A new study has revealed that a chemical present in baked beetroot can help improve an athlete's performance.
The purple root vegetable contains high levels of chemicals called nitrates, which have been shown to boost exercise performance.
Researchers at St Louis University in the US recruited 11 fit and healthy men and women and got them to twice run five kilometres on a treadmill.
Before the first run, the volunteers consumed a portion of baked beetroot just over an hour before hitting the treadmill.
Before the second run, they ate an equivalent amount of cranberry relish, chosen because it has a similar calorific content to beetroot but without the same nitrate levels.
The results showed that after eating the cranberry relish, the runners averaged a speed of 11.9 kilometres per hour, or 7.3mph.
But after scoffing beetroot, their average speed went up to 12.3 kilometres per hour, around 7.6mph.
Researchers said runners appear to be able to maintain their speed for longer if they have eaten the vegetable.
"During the last 1.1 miles of the run, speed was five per cent faster in the beetroot trial," the Daily Mail quoted the researcher as saying.
"Consumption of nitrate-rich, whole beetroot improves running performance in healthy adults," they said.
The findings support earlier research, published in 2009, by British scientists, which suggested drinking beetroot juice could have a powerful effect on stamina and endurance, as well as lower blood pressure.
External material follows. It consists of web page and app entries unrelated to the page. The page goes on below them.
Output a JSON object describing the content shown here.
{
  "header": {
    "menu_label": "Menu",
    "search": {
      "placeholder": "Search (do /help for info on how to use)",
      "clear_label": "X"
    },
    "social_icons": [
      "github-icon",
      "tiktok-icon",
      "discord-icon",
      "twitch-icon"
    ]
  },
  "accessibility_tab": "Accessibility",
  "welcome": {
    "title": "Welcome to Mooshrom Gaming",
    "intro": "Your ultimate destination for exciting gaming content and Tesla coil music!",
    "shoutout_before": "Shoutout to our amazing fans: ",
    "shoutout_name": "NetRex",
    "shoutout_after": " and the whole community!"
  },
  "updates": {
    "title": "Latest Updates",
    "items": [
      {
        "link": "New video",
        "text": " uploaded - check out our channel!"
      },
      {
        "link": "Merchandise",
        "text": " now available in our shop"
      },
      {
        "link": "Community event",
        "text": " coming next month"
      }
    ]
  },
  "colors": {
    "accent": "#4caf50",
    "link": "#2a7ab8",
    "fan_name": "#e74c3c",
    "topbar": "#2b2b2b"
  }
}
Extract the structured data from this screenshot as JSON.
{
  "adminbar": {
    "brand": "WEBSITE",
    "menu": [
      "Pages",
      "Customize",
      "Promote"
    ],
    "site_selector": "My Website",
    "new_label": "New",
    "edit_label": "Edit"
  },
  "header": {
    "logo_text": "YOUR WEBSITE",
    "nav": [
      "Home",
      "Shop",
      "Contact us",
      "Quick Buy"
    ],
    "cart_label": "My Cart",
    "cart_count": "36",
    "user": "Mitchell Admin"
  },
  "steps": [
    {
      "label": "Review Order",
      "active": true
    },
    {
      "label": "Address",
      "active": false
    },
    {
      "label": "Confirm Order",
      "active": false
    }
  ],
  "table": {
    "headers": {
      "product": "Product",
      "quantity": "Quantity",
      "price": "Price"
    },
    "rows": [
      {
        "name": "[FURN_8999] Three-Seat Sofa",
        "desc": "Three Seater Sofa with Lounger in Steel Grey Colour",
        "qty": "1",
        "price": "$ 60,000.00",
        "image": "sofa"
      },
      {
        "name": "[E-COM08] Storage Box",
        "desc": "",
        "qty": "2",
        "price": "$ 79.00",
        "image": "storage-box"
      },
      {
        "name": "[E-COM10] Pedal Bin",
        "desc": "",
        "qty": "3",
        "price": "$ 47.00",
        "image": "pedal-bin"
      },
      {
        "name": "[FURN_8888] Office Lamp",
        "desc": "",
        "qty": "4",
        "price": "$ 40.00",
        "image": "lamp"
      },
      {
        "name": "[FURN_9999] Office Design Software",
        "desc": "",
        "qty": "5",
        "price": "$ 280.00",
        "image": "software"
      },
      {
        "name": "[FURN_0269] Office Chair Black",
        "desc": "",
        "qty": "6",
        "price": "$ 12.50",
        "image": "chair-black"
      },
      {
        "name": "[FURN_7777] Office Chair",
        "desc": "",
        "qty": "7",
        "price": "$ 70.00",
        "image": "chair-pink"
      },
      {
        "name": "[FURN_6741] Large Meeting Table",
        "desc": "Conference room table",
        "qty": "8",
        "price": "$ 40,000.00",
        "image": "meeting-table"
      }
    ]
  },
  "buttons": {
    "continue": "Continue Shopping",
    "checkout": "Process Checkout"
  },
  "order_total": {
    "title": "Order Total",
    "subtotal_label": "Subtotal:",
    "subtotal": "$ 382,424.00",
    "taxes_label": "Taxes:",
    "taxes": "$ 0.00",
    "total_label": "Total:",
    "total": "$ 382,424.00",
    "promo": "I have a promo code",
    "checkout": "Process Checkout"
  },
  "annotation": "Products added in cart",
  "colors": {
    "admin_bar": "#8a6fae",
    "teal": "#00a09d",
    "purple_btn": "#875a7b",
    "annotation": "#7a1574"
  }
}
The study has been published in the Journal of the Academy of Nutrition and Dietetics.